Writing in Friday’s Cow-Calf Corner newsletter, Derrell Peel, Oklahoma State University Extension livestock marketing specialist, explained, “Heavy feeder-cattle prices continue to be limited by very weak fed-cattle and boxed-beef price, and there is no sign of improvement in consumer beef demand. The latest trade numbers confirm that beef exports weakened in August under the weight of cheap competing meats. The December corn futures price rallied by roughly $0.70/bu. from the early September lows despite USDA’s confirmation of a 13+ billion-bu. corn crop this year. However, the corn market rally appears to have topped out in the last few days.”

The summary below reflects the week ended Oct. 16 for Medium and Large 1 – 500- to 550-lb., 600- to 650-lb. (calves), and 700- to 750-lb. feeder heifers and steers (unless otherwise noted). The list is arranged in descending order by auction volume and represents sales reported in the weekly USDA National Feeder and Stocker Cattle Summary:

Summary Table
State Volume Steers Heifers
Calf Weight 500-550 lbs. 600-650 lbs. 700-750 lbs. 500-550 lbs. 600-650 lbs. 700-750 lbs.
Dakotas 40,900
SD
ND

$106.42
$100.92

$93.58
$99.12

$94.22
$94.417

$92.84
$87.38

$87.93
$85.71

$88.86
$89.37
OK 29,900 $106.44 $95.67 $94.95 $90.53 $90.17 $87.72
MO 20,200 $99.42 $95.15 $96.85 $87.28 $92.64 $88.05
TX 19,100 $97.94 $92.91 $91.58 $89.46 $81.58 $82.83
KY* 17,000 $91.98 $86.23 $88.68 $81.64 $82.68 $81.32
NE 15,900 $106.48 $99.90 $98.88 $94.43 $92.85 $92.54
AL 10,400 $91.94 $86.79 $83.57 $79.11 $75.75 $74.744
NM 9,700 $97.45 $91.02 $88.83 $87.91 $80.72 $79.00
CO 9,500 $103.16 $94.04 $91.03 $92.44 $87.06 $87.57
MT 7,900 $98.36 $95.092 $90.67 $89.33 $83.25 $85.24
FL* 7,500 $76-90 $71-82 $73-77 $70-78 $65-70 $66-71
WY 7,400 $105.20 $96.14 $94.316 $93.06 $92.894 $88.27
GA* 6,700 $82-102 $80-89 $73-80 $72-85 $68-81 $68-69
IA 6,300 $103.72 $95.50 $100.03 $90.86 $88.94 $94.51
TN* 6,000 $90.37 $84.47 $82.02 $78.09 $73.92 $72.69
MS* 5,900 $85-95 $78-993 ** $75-821 $70-813 $72-775
Carolinas 5,800 $80-92.50 $72-84 $68-79.50 $65-80.50 $63-77 $60-75
VA 5,200 $89.67 $84.68 $80.99 $73.87 $73.89 $70.76
AR 5,000 $95.77 $89.48 $88.594 $83.10 $80.85 $80.044
KS 4,500 $97.532 $97.52 $94.09 $92.85 $88.384 $85.09
LA* 4,400 $82-100 $74-88 $73-854 $78-94 $76-85 $73-814
WA* 3,600 $84.95 $83.25 $85.24 $77.742 $75.75 **

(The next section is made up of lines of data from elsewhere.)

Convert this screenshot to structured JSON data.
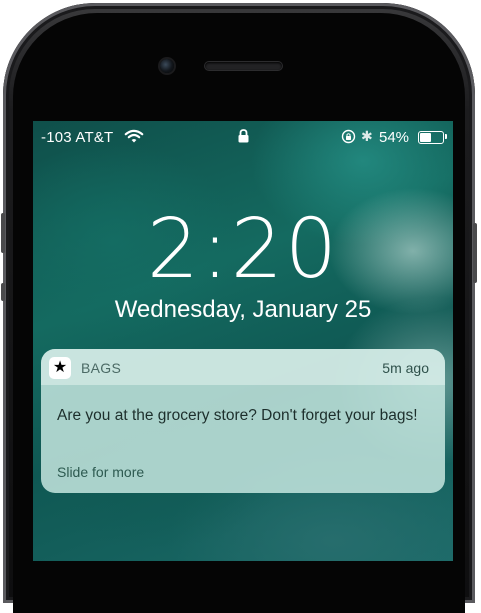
{
  "status_bar": {
    "carrier": "-103 AT&T",
    "battery_percent": "54%",
    "battery_level": 0.54,
    "icons": [
      "wifi-icon",
      "lock-icon",
      "orientation-lock-icon",
      "bluetooth-icon",
      "battery-icon"
    ]
  },
  "lock_screen": {
    "time": "2:20",
    "date": "Wednesday, January 25"
  },
  "notification": {
    "app_icon": "star-icon",
    "app_name": "BAGS",
    "time_ago": "5m ago",
    "message": "Are you at the grocery store? Don't forget your bags!",
    "action_hint": "Slide for more"
  }
}
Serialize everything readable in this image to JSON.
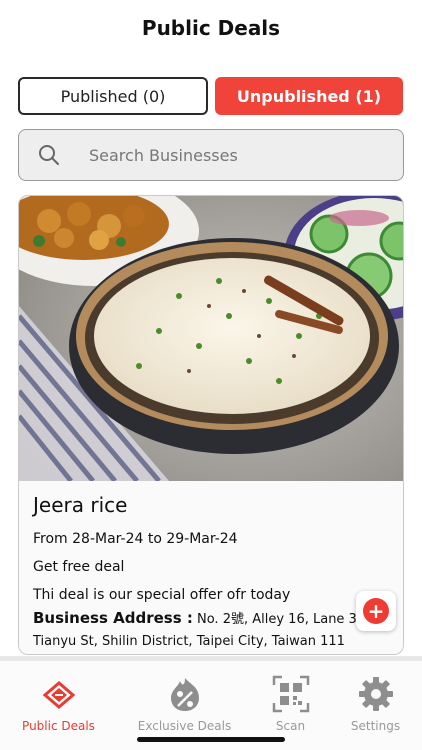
{
  "header": {
    "title": "Public Deals"
  },
  "tabs": {
    "published": "Published (0)",
    "unpublished": "Unpublished (1)"
  },
  "search": {
    "placeholder": "Search Businesses"
  },
  "deal": {
    "title": "Jeera rice",
    "dates": "From 28-Mar-24 to 29-Mar-24",
    "offer": "Get free deal",
    "description": "Thi deal is our special offer ofr today",
    "address_label": "Business Address :",
    "address_line1": "No. 2號, Alley 16, Lane 38",
    "address_line2": "Tianyu St, Shilin District, Taipei City, Taiwan 111"
  },
  "fab": {
    "icon": "plus-icon",
    "symbol": "+"
  },
  "nav": {
    "items": [
      {
        "label": "Public Deals",
        "icon": "public-deals-icon",
        "active": true
      },
      {
        "label": "Exclusive Deals",
        "icon": "percent-badge-icon",
        "active": false
      },
      {
        "label": "Scan",
        "icon": "qr-code-icon",
        "active": false
      },
      {
        "label": "Settings",
        "icon": "gear-icon",
        "active": false
      }
    ]
  },
  "colors": {
    "accent": "#f0443a",
    "inactive": "#999999"
  }
}
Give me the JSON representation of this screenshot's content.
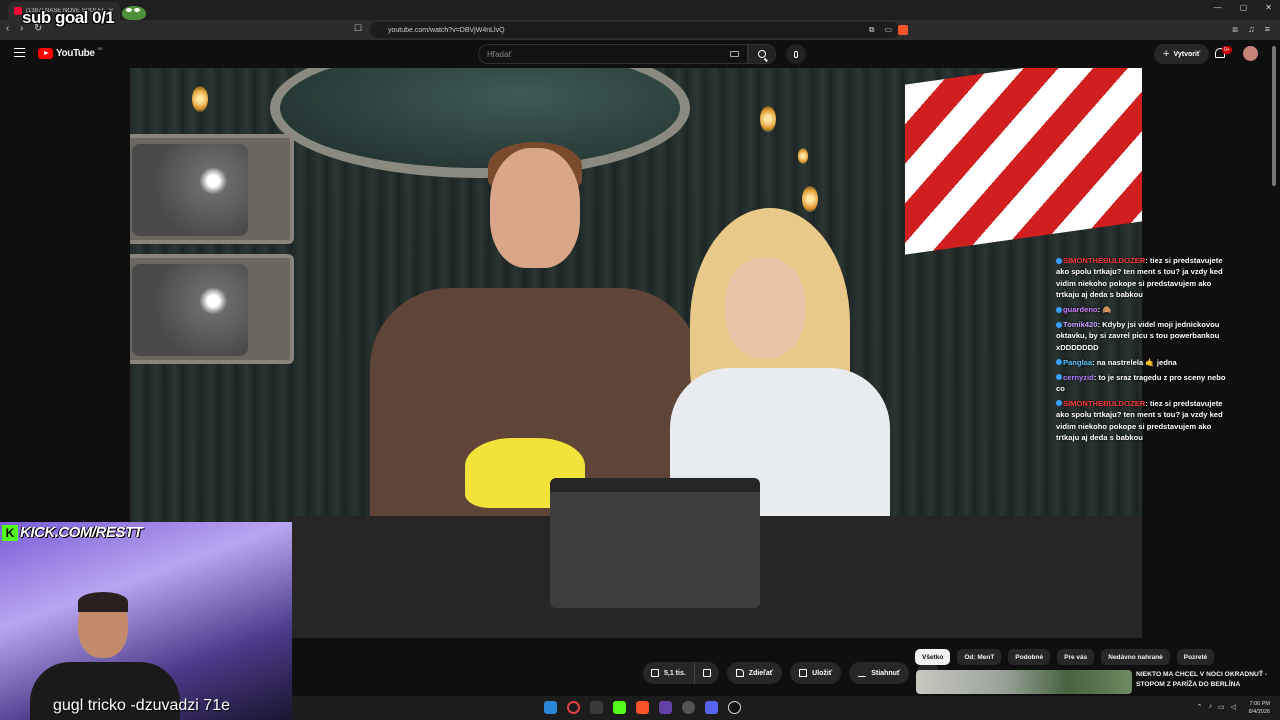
{
  "browser": {
    "tab_title": "(1397) NAŠE NOVÉ SPOLEČ",
    "url": "youtube.com/watch?v=DBVjW4nLlvQ"
  },
  "overlay": {
    "sub_goal": "sub goal 0/1",
    "kick_text": "KICK.COM/RESTT",
    "bottom_text": "gugl tricko -dzuvadzi 71e"
  },
  "youtube": {
    "logo_text": "YouTube",
    "country": "SK",
    "search_placeholder": "Hľadať",
    "create_label": "Vytvoriť",
    "notification_count": "9+"
  },
  "chat": [
    {
      "user": "SIMONTHEBULDOZER",
      "user_color": "#ff3b3b",
      "text": "tiez si predstavujete ako spolu trtkaju? ten ment s tou? ja vzdy ked vidim niekoho pokope si predstavujem ako trtkaju aj deda s babkou"
    },
    {
      "user": "guardeno",
      "user_color": "#d07bff",
      "text": "🙈"
    },
    {
      "user": "Tomik420",
      "user_color": "#c9a0ff",
      "text": "Kdyby jsi videl moji jednickovou oktavku, by si zavrel picu s tou powerbankou xDDDDDDD"
    },
    {
      "user": "Panglaa",
      "user_color": "#56c1ff",
      "text": "na nastrelela 🤙 jedna"
    },
    {
      "user": "cernyzid",
      "user_color": "#b07cff",
      "text": "to je sraz tragedu z pro sceny nebo co"
    },
    {
      "user": "SIMONTHEBULDOZER",
      "user_color": "#ff3b3b",
      "text": "tiez si predstavujete ako spolu trtkaju? ten ment s tou? ja vzdy ked vidim niekoho pokope si predstavujem ako trtkaju aj deda s babkou"
    }
  ],
  "actions": {
    "like_count": "5,1 tis.",
    "share": "Zdieľať",
    "save": "Uložiť",
    "download": "Stiahnuť"
  },
  "chips": [
    "Všetko",
    "Od: MenT",
    "Podobné",
    "Pre vás",
    "Nedávno nahrané",
    "Pozreté"
  ],
  "recommendation": {
    "title": "NIEKTO MA CHCEL V NOCI OKRADNUŤ - STOPOM Z PARÍŽA DO BERLÍNA"
  },
  "taskbar": {
    "time": "7:06 PM",
    "date": "8/4/2026"
  }
}
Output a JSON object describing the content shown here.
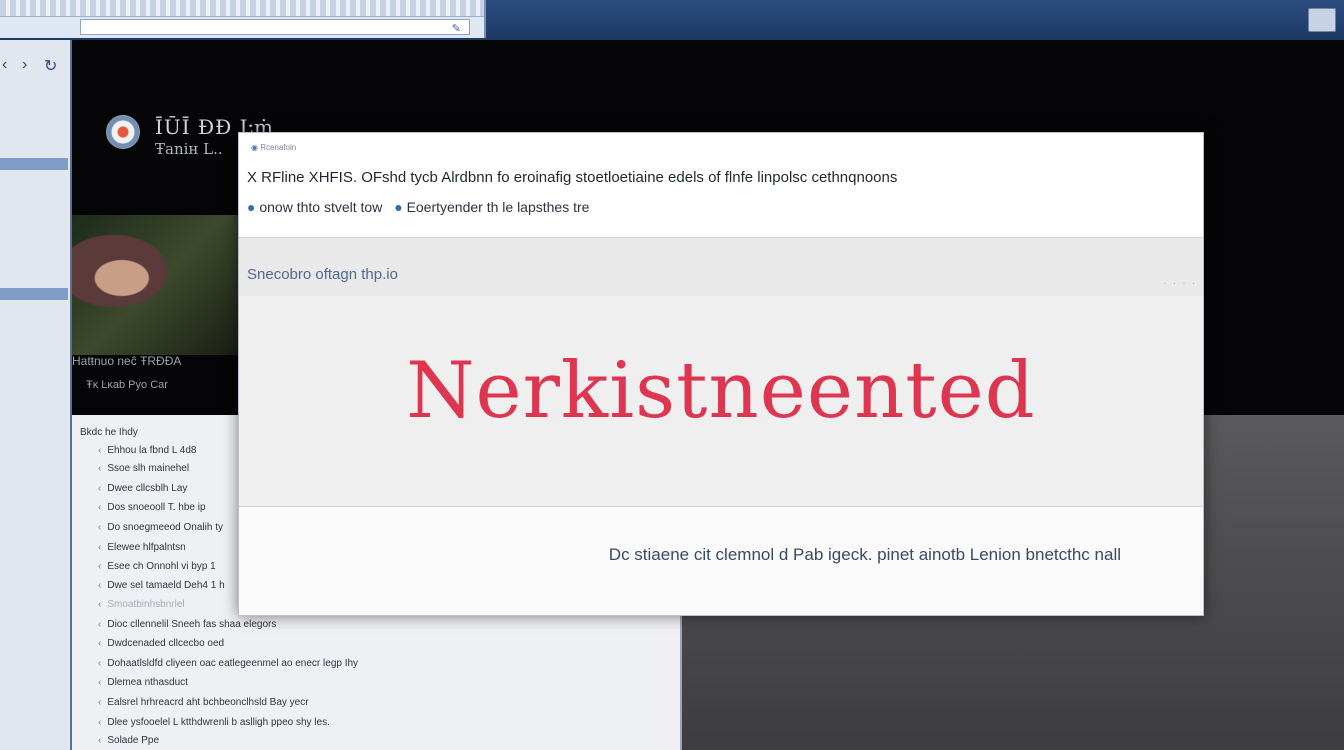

* Plus 2
** None reported of the same quality at this weight or near weight
(***) Steers and bulls
(?) As reported, but questionable
NDNo Description
1500-600 lbs.
2550-600 lbs.
3600-700 lbs.
4650-700 lbs.
5700-800 lbs.
6750-800 lbs.
7800-850 lbs.